__Task directions__: Taking the material as a whole, state how many of its lines contain "price". Write the number and nothing more.

__Source information__:
──────────

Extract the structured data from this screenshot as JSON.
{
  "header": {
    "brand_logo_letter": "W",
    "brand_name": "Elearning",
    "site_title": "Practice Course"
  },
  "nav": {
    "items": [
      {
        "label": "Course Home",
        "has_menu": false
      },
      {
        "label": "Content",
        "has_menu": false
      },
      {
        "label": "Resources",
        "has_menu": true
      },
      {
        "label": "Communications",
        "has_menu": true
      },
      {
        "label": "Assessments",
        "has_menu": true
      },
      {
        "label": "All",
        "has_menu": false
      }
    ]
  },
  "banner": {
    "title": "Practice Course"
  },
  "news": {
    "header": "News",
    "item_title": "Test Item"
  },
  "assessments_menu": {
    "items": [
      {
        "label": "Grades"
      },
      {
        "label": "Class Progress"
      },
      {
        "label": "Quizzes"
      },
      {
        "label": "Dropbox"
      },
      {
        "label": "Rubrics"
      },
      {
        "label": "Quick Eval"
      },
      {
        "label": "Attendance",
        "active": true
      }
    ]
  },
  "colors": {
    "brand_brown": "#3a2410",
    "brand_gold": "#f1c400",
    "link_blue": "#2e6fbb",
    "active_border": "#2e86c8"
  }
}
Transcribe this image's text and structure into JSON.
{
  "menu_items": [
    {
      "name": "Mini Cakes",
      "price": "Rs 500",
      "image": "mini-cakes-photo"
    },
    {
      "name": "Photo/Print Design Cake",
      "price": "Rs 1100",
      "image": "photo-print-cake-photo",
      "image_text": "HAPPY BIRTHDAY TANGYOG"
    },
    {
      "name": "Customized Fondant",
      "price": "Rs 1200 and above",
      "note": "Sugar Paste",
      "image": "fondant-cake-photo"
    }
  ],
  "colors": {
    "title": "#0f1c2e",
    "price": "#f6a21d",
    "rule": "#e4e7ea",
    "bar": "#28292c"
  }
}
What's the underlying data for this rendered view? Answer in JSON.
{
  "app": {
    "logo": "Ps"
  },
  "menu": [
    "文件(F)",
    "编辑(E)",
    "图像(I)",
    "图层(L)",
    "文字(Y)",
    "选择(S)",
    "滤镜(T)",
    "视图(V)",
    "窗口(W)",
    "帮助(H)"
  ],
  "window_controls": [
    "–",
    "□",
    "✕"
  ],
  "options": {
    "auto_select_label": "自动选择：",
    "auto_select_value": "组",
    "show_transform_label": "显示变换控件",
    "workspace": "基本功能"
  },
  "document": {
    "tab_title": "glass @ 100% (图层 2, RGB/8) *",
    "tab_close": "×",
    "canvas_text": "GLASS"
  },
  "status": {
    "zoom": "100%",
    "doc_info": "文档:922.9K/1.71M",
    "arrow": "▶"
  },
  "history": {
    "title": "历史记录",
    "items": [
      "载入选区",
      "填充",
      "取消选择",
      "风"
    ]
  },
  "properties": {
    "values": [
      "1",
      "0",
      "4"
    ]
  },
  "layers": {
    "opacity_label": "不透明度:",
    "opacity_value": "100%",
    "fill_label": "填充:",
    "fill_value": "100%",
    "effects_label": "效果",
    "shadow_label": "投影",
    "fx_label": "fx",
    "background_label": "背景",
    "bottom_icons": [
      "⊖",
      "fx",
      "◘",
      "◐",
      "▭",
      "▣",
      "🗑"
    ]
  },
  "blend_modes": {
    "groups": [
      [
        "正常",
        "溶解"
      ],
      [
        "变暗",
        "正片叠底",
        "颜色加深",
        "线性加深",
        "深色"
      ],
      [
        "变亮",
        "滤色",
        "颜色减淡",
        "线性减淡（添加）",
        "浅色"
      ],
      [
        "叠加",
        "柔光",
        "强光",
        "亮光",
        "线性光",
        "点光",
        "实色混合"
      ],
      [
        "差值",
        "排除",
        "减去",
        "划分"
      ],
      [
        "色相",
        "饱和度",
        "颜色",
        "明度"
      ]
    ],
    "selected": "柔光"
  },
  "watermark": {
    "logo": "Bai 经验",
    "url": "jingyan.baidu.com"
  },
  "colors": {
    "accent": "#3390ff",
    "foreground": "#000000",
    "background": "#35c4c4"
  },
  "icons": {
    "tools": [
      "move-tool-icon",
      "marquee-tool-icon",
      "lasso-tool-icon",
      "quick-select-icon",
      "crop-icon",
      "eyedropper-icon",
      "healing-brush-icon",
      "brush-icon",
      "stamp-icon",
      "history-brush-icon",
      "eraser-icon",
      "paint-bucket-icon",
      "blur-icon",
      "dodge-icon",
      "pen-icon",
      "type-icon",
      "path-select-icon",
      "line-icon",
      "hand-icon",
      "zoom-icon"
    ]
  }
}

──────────

__Written reply__: 4